Some of the best moments and conversations in life happen over food and drinks.
- I was eating pasta primavera with my boyfriend in a local bistro at the age of 18 when I decided to ditch my 1st year of college and move to a ski town out west.
- I treated my mom to Burger King where I broke the news to her.
- A best friend (and future roommate) was made in Manhattan over whiskey and beer.
- The day after 9/11, I was invited to a Brooklyn restaurant and given free food where we sat in the communal comfort of each other.
- One of the best conversations of my life was in Italy with a stranger who asked to share my table at an outdoor café. He spoke no English and I, no Italian.
Food and community provide a reason to gather — a shared experience, a buffer for heavy conversations, an opportunity to drink in the moment.
Which is why I am having such an issue with the state of dining since the dawn of the iPhone. My meals with others have turned into segmented bits of convo cut off with “I just need to check this quick,” and half listening “mmmhmmms” while the foodstagrapher takes a pic of their perfectly-imperfect table setting.
Jackie O’ once said, “I want to live my life, not record it.”
I’m curious as to what she would have to say on the subject now. Essentially everyone with an iPhone has become the paparazzi for their own lifestyle magazine, which they share with the masses in exchange for ‘likes.’
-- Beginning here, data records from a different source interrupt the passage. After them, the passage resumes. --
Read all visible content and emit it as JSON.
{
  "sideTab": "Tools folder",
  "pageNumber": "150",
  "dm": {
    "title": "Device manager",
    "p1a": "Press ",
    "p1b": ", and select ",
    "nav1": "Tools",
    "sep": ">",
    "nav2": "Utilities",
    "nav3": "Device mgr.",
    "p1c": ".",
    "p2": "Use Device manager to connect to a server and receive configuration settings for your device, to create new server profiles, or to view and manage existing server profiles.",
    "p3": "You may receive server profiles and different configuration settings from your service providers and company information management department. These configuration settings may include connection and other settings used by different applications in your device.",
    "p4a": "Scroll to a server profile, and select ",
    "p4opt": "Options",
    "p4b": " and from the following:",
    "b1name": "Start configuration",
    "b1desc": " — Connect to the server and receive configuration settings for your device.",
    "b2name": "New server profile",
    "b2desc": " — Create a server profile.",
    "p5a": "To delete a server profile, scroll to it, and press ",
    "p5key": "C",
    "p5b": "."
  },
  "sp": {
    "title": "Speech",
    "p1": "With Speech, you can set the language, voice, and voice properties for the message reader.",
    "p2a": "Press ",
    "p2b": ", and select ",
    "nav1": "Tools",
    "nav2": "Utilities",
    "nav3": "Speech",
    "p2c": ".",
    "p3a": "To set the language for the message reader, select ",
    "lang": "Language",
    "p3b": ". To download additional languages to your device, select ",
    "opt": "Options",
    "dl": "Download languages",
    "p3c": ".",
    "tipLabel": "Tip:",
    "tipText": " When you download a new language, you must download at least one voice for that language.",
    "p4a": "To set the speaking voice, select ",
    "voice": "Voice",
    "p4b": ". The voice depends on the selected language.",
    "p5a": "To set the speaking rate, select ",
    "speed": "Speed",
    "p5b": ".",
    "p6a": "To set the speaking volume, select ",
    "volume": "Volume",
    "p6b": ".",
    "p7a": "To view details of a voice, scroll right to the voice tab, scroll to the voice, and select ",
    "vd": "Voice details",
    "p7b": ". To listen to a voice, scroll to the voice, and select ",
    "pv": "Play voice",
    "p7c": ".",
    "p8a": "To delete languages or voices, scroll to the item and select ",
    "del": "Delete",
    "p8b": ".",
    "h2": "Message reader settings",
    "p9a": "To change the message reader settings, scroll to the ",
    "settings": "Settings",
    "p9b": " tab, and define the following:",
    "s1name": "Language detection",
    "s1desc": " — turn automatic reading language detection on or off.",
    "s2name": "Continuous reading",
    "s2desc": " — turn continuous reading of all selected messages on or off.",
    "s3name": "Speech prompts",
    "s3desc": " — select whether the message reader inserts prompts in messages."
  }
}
Why? Here are some questions to think about before inviting your phone to dinner.
Are we sharing to say, “Look at what I’m doing?” What are we actually gaining from this experience? What is really lost as we step out of the moment and into the virtual world?
I will say it — people don’t really care all that much about latte art. If you were to stop taking pictures of your food it’s safe to say the world will move on…maybe with one less clichéd image; overly filtered, making life look ideal, while your fellow diner looks off into the distance feeling snubbed.
So if you’re game, here are 5 reasons to put your phone away while you break bread and get back into real life.
- The Cook. Someone (maybe yourself) worked hard to create something yummy for your tummy. Taking the time to photograph it is making it cold and soggy and it’s most likely not going to taste the way the chef intended.
- Wait Time. A busy NYC restaurateur who was receiving negative Yelp reviews about slow service checked surveillance videos from 2004 and 2014 to discover why. He found that the average time from start to finish in 2004 was 1 hour and 5 minutes while in 2014 it was 1 hour and 55 minutes. The reason? The interruption of the cell phone. Waiters were being sent away because the diners weren’t ready to order, photographing and passive time was spent not eating, but engaging with a 2D world. Not reason enough? It’s rude…. your waiter will probably spit in your dessert.
- Fast Food. Our fast paced lives have us gobbling down our meals without even tasting them. Add in the screens which pull us away mentally and the chance for any connection to the food is gone. Throw the phone in a car, purse, preferably not a pocket and try to connect to the senses of taste and smell. This form of mindful eating will make your food taste better, slim the waistline and even help for better digestion.
- Coffee Talk. Your fellow diner wants to talk to you. They may have something important to share or just miss your eyeballs. If text messages are arriving to your phone they are basically interruption bombs pulling you out of the moment and severing the connection. Each time you “come back” it takes a long while for people to get to the juicy good stuff of where they were before you answered a group text with “LOL”.
- Fried Brains & Cheese. Screens have entered almost every part of our lives; work, home, back of a cab, nightclubs, walking down the street. Which is why I find it so stunning that people are rushing to make everything 2D. I work on a computer all day…when I am off I try and keep the screens at bay because my brain and eyes need a break. Sacred spaces that I recommend people keep screen free, for sanity and health, are the bed, the toilet and the dinner table. We are an “always-on” culture. With the advent of instant gratification and always being accessible, people are beginning to fatigue from digital exhaustion.
There have been a slew of recent studies have shown that cellphones have made the average person more selfish, more narcissistic, more easily distracted, more impatient and more stressed. But with the bad comes the good and they’re here to stay. So it’s up to us to set the boundaries as to what we are willing to accept as the new normal. Heck…. 5 years ago we were all eating GMO’s and high fructose corn syrup.
Put the phone away and get back to real life. The change starts with you.